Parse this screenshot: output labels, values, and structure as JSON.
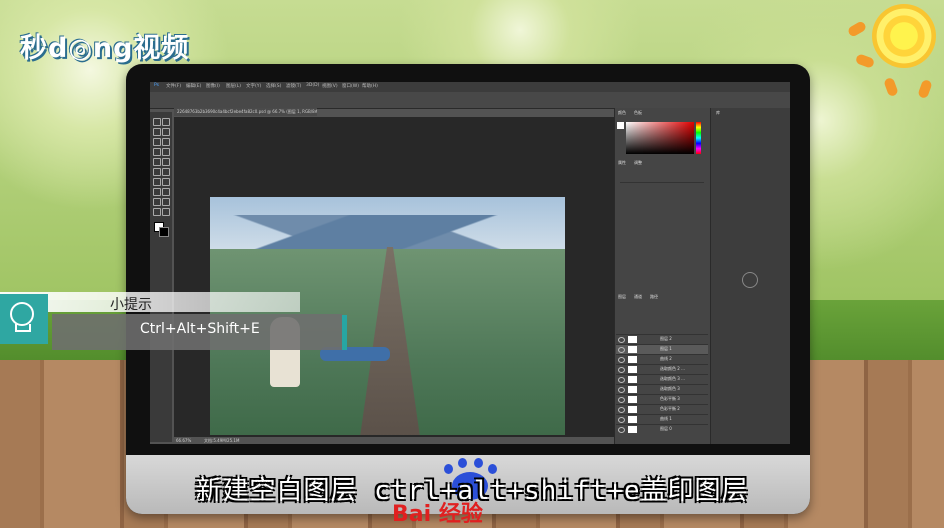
{
  "brand": {
    "logo_text": "秒d◎ng视频"
  },
  "photoshop": {
    "menu": [
      "文件(F)",
      "编辑(E)",
      "图像(I)",
      "图层(L)",
      "文字(Y)",
      "选择(S)",
      "滤镜(T)",
      "3D(D)",
      "视图(V)",
      "窗口(W)",
      "帮助(H)"
    ],
    "doc_tab": "22648763b2b3690c4a4bcf2ebe4fa82c0.psd @ 66.7% (图层 1, RGB/8#)",
    "status_zoom": "66.67%",
    "status_doc": "文档:5.49M/25.1M",
    "panels": {
      "color_tab": "颜色",
      "swatch_tab": "色板",
      "properties_tab": "属性",
      "adjust_tab": "调整",
      "layers_tab": "图层",
      "channels_tab": "通道",
      "paths_tab": "路径",
      "library_hint": "库"
    },
    "layers": [
      "图层 2",
      "图层 1",
      "曲线 2",
      "选取颜色 2 ...",
      "选取颜色 3 ...",
      "选取颜色 3",
      "色彩平衡 3",
      "色彩平衡 2",
      "曲线 1",
      "图层 0"
    ]
  },
  "tip": {
    "heading": "小提示",
    "shortcut": "Ctrl+Alt+Shift+E"
  },
  "subtitle": "新建空白图层 ctrl+alt+shift+e盖印图层",
  "watermark": "Bai 经验",
  "colors": {
    "accent_teal": "#2fa7a2",
    "baidu_blue": "#2b4fd8",
    "baidu_red": "#e02020"
  }
}
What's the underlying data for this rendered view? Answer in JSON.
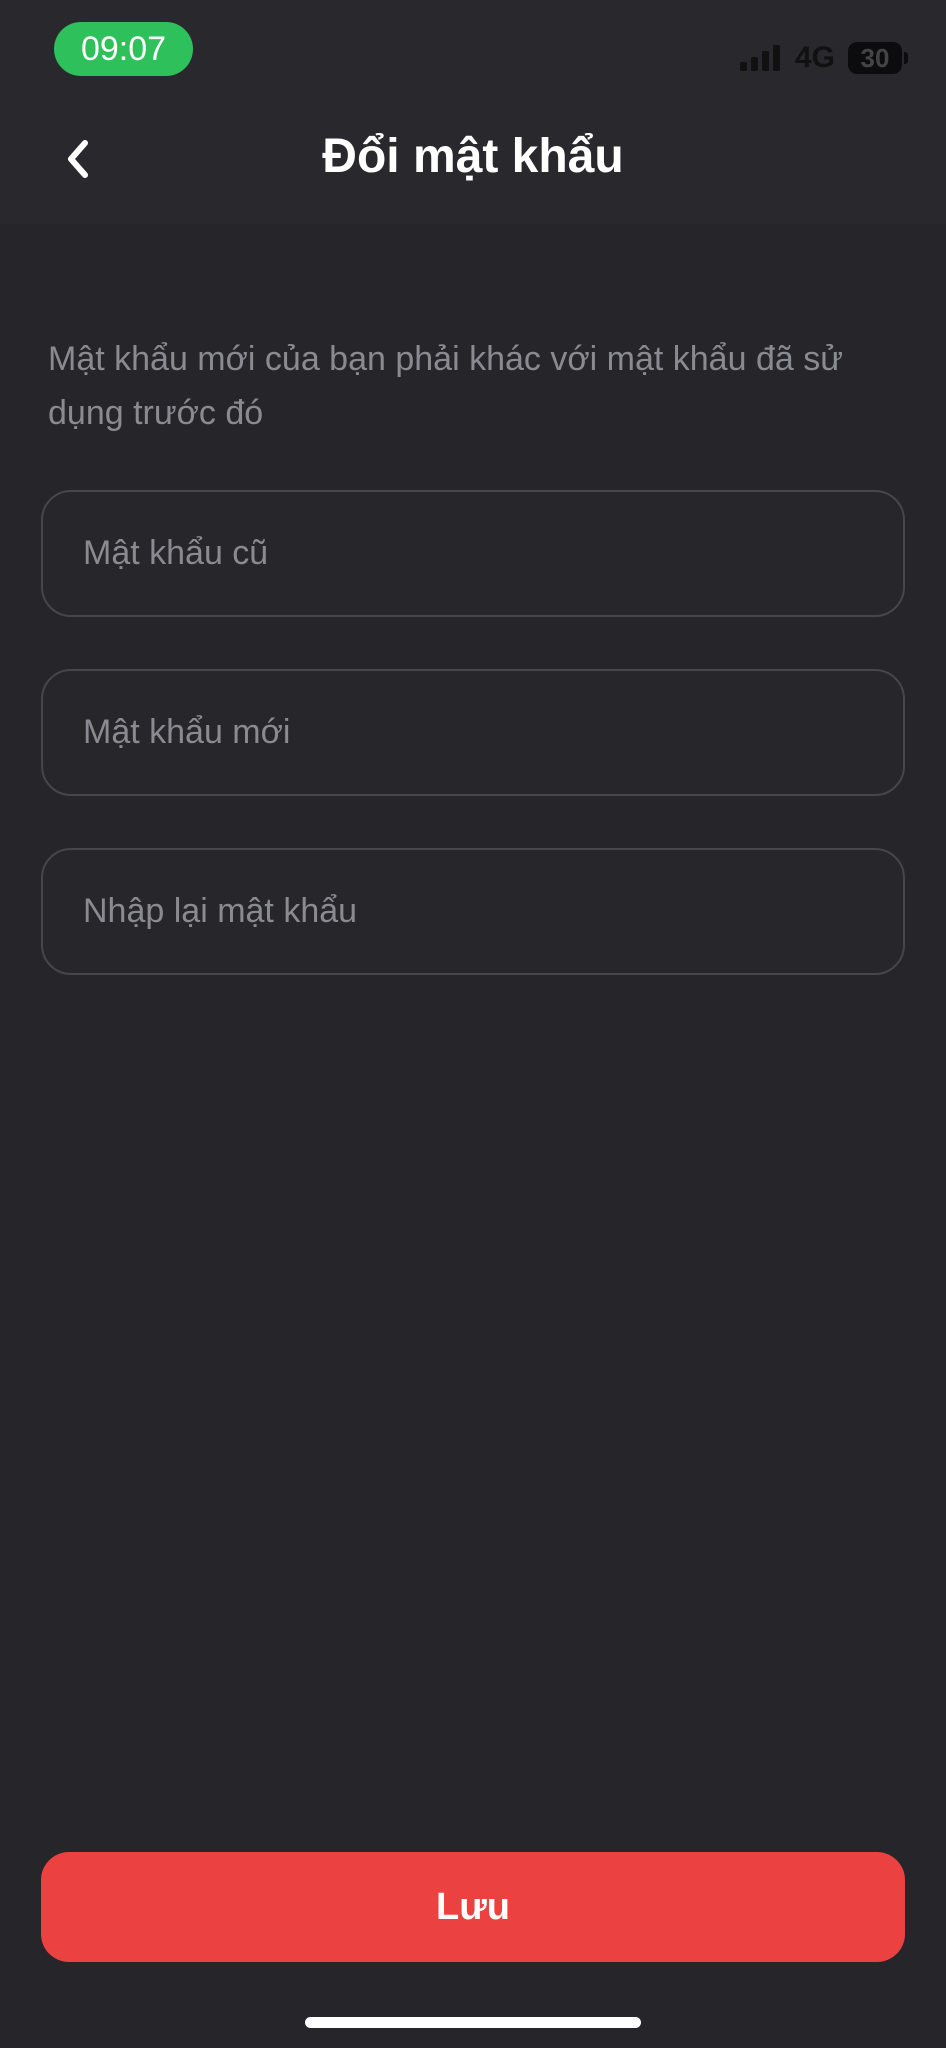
{
  "status_bar": {
    "time": "09:07",
    "network": "4G",
    "battery": "30",
    "time_pill_color": "#2ec05a",
    "signal_icon": "cellular-signal-icon",
    "battery_icon": "battery-icon"
  },
  "header": {
    "title": "Đổi mật khẩu",
    "back_icon": "chevron-left-icon"
  },
  "form": {
    "description": "Mật khẩu mới của bạn phải khác với mật khẩu đã sử dụng trước đó",
    "old_password": {
      "value": "",
      "placeholder": "Mật khẩu cũ"
    },
    "new_password": {
      "value": "",
      "placeholder": "Mật khẩu mới"
    },
    "confirm_password": {
      "value": "",
      "placeholder": "Nhập lại mật khẩu"
    }
  },
  "footer": {
    "save_label": "Lưu",
    "save_color": "#eb4141"
  }
}
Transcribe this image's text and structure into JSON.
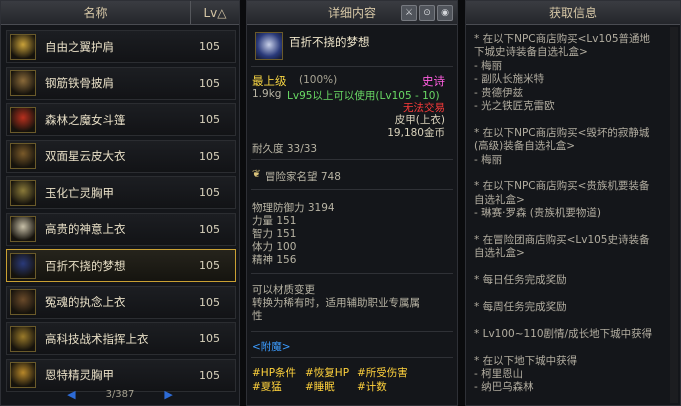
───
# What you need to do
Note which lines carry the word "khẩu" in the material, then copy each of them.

# Reply to the exercise
    "title": "Đổi mật khẩu",
    "description": "Mật khẩu mới của bạn phải khác với mật khẩu đã sử dụng trước đó",
      "placeholder": "Mật khẩu cũ"
      "placeholder": "Mật khẩu mới"
      "placeholder": "Nhập lại mật khẩu"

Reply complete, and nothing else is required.